Content starts

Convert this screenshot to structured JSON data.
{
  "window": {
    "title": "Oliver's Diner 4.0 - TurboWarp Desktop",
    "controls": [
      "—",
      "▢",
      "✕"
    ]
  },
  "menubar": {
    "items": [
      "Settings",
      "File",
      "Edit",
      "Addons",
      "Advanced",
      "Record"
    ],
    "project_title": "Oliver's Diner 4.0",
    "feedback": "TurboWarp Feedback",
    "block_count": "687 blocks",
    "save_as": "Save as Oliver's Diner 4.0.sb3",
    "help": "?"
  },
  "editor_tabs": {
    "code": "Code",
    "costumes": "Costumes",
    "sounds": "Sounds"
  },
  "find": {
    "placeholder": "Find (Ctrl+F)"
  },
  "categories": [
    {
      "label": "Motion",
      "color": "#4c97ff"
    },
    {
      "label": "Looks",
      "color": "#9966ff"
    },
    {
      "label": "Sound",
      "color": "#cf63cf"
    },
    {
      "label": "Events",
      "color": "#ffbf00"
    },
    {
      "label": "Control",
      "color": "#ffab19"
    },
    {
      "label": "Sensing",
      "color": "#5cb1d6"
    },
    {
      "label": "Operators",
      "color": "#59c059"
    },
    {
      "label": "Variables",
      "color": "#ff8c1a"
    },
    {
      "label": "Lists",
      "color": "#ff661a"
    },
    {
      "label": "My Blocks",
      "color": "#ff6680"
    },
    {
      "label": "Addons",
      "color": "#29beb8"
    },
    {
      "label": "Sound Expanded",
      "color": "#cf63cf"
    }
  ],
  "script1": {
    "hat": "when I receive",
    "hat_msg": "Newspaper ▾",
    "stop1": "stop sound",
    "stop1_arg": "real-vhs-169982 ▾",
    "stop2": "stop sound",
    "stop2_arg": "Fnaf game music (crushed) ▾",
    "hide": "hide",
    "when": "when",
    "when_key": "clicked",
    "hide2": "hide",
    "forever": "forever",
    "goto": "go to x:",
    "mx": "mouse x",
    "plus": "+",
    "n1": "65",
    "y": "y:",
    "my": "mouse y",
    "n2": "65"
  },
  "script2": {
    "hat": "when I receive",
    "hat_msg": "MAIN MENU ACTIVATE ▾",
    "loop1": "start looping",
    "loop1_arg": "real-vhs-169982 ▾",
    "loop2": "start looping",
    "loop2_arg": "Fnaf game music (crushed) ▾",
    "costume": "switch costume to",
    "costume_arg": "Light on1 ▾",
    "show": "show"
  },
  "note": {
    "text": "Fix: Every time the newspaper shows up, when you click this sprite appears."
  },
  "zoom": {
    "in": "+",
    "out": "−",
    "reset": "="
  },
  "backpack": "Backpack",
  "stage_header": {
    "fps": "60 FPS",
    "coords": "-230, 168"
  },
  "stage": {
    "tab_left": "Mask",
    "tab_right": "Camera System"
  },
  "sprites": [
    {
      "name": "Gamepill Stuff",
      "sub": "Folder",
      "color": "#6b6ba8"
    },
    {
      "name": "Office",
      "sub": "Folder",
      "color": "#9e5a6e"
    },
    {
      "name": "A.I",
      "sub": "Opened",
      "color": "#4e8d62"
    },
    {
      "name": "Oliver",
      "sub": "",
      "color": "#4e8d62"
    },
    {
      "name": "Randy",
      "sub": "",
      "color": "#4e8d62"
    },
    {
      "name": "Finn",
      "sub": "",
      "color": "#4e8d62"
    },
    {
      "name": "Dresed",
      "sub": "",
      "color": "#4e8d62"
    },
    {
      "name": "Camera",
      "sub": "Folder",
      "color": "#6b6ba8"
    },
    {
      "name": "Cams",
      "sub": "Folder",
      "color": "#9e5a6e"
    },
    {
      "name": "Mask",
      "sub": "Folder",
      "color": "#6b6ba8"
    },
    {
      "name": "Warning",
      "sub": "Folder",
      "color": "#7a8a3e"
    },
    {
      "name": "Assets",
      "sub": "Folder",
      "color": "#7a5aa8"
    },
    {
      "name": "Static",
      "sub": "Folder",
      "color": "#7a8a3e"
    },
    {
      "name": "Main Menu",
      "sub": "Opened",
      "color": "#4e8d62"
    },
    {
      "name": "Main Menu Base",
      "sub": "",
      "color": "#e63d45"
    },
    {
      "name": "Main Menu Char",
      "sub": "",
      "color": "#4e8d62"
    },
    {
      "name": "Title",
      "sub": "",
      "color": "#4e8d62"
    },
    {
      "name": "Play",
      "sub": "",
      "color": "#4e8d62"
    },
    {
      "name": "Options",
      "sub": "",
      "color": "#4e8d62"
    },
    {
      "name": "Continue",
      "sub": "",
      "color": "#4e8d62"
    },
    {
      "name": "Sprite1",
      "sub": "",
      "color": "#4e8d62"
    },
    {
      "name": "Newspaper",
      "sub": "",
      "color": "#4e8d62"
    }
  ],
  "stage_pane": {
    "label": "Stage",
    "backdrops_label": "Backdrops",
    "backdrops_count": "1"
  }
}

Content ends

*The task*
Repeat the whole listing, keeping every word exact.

*Task result*
Convert this screenshot to structured JSON data.
{
  "window": {
    "title": "Oliver's Diner 4.0 - TurboWarp Desktop",
    "controls": [
      "—",
      "▢",
      "✕"
    ]
  },
  "menubar": {
    "items": [
      "Settings",
      "File",
      "Edit",
      "Addons",
      "Advanced",
      "Record"
    ],
    "project_title": "Oliver's Diner 4.0",
    "feedback": "TurboWarp Feedback",
    "block_count": "687 blocks",
    "save_as": "Save as Oliver's Diner 4.0.sb3",
    "help": "?"
  },
  "editor_tabs": {
    "code": "Code",
    "costumes": "Costumes",
    "sounds": "Sounds"
  },
  "find": {
    "placeholder": "Find (Ctrl+F)"
  },
  "categories": [
    {
      "label": "Motion",
      "color": "#4c97ff"
    },
    {
      "label": "Looks",
      "color": "#9966ff"
    },
    {
      "label": "Sound",
      "color": "#cf63cf"
    },
    {
      "label": "Events",
      "color": "#ffbf00"
    },
    {
      "label": "Control",
      "color": "#ffab19"
    },
    {
      "label": "Sensing",
      "color": "#5cb1d6"
    },
    {
      "label": "Operators",
      "color": "#59c059"
    },
    {
      "label": "Variables",
      "color": "#ff8c1a"
    },
    {
      "label": "Lists",
      "color": "#ff661a"
    },
    {
      "label": "My Blocks",
      "color": "#ff6680"
    },
    {
      "label": "Addons",
      "color": "#29beb8"
    },
    {
      "label": "Sound Expanded",
      "color": "#cf63cf"
    }
  ],
  "script1": {
    "hat": "when I receive",
    "hat_msg": "Newspaper ▾",
    "stop1": "stop sound",
    "stop1_arg": "real-vhs-169982 ▾",
    "stop2": "stop sound",
    "stop2_arg": "Fnaf game music (crushed) ▾",
    "hide": "hide",
    "when": "when",
    "when_key": "clicked",
    "hide2": "hide",
    "forever": "forever",
    "goto": "go to x:",
    "mx": "mouse x",
    "plus": "+",
    "n1": "65",
    "y": "y:",
    "my": "mouse y",
    "n2": "65"
  },
  "script2": {
    "hat": "when I receive",
    "hat_msg": "MAIN MENU ACTIVATE ▾",
    "loop1": "start looping",
    "loop1_arg": "real-vhs-169982 ▾",
    "loop2": "start looping",
    "loop2_arg": "Fnaf game music (crushed) ▾",
    "costume": "switch costume to",
    "costume_arg": "Light on1 ▾",
    "show": "show"
  },
  "note": {
    "text": "Fix: Every time the newspaper shows up, when you click this sprite appears."
  },
  "zoom": {
    "in": "+",
    "out": "−",
    "reset": "="
  },
  "backpack": "Backpack",
  "stage_header": {
    "fps": "60 FPS",
    "coords": "-230, 168"
  },
  "stage": {
    "tab_left": "Mask",
    "tab_right": "Camera System"
  },
  "sprites": [
    {
      "name": "Gamepill Stuff",
      "sub": "Folder",
      "color": "#6b6ba8"
    },
    {
      "name": "Office",
      "sub": "Folder",
      "color": "#9e5a6e"
    },
    {
      "name": "A.I",
      "sub": "Opened",
      "color": "#4e8d62"
    },
    {
      "name": "Oliver",
      "sub": "",
      "color": "#4e8d62"
    },
    {
      "name": "Randy",
      "sub": "",
      "color": "#4e8d62"
    },
    {
      "name": "Finn",
      "sub": "",
      "color": "#4e8d62"
    },
    {
      "name": "Dresed",
      "sub": "",
      "color": "#4e8d62"
    },
    {
      "name": "Camera",
      "sub": "Folder",
      "color": "#6b6ba8"
    },
    {
      "name": "Cams",
      "sub": "Folder",
      "color": "#9e5a6e"
    },
    {
      "name": "Mask",
      "sub": "Folder",
      "color": "#6b6ba8"
    },
    {
      "name": "Warning",
      "sub": "Folder",
      "color": "#7a8a3e"
    },
    {
      "name": "Assets",
      "sub": "Folder",
      "color": "#7a5aa8"
    },
    {
      "name": "Static",
      "sub": "Folder",
      "color": "#7a8a3e"
    },
    {
      "name": "Main Menu",
      "sub": "Opened",
      "color": "#4e8d62"
    },
    {
      "name": "Main Menu Base",
      "sub": "",
      "color": "#e63d45"
    },
    {
      "name": "Main Menu Char",
      "sub": "",
      "color": "#4e8d62"
    },
    {
      "name": "Title",
      "sub": "",
      "color": "#4e8d62"
    },
    {
      "name": "Play",
      "sub": "",
      "color": "#4e8d62"
    },
    {
      "name": "Options",
      "sub": "",
      "color": "#4e8d62"
    },
    {
      "name": "Continue",
      "sub": "",
      "color": "#4e8d62"
    },
    {
      "name": "Sprite1",
      "sub": "",
      "color": "#4e8d62"
    },
    {
      "name": "Newspaper",
      "sub": "",
      "color": "#4e8d62"
    }
  ],
  "stage_pane": {
    "label": "Stage",
    "backdrops_label": "Backdrops",
    "backdrops_count": "1"
  }
}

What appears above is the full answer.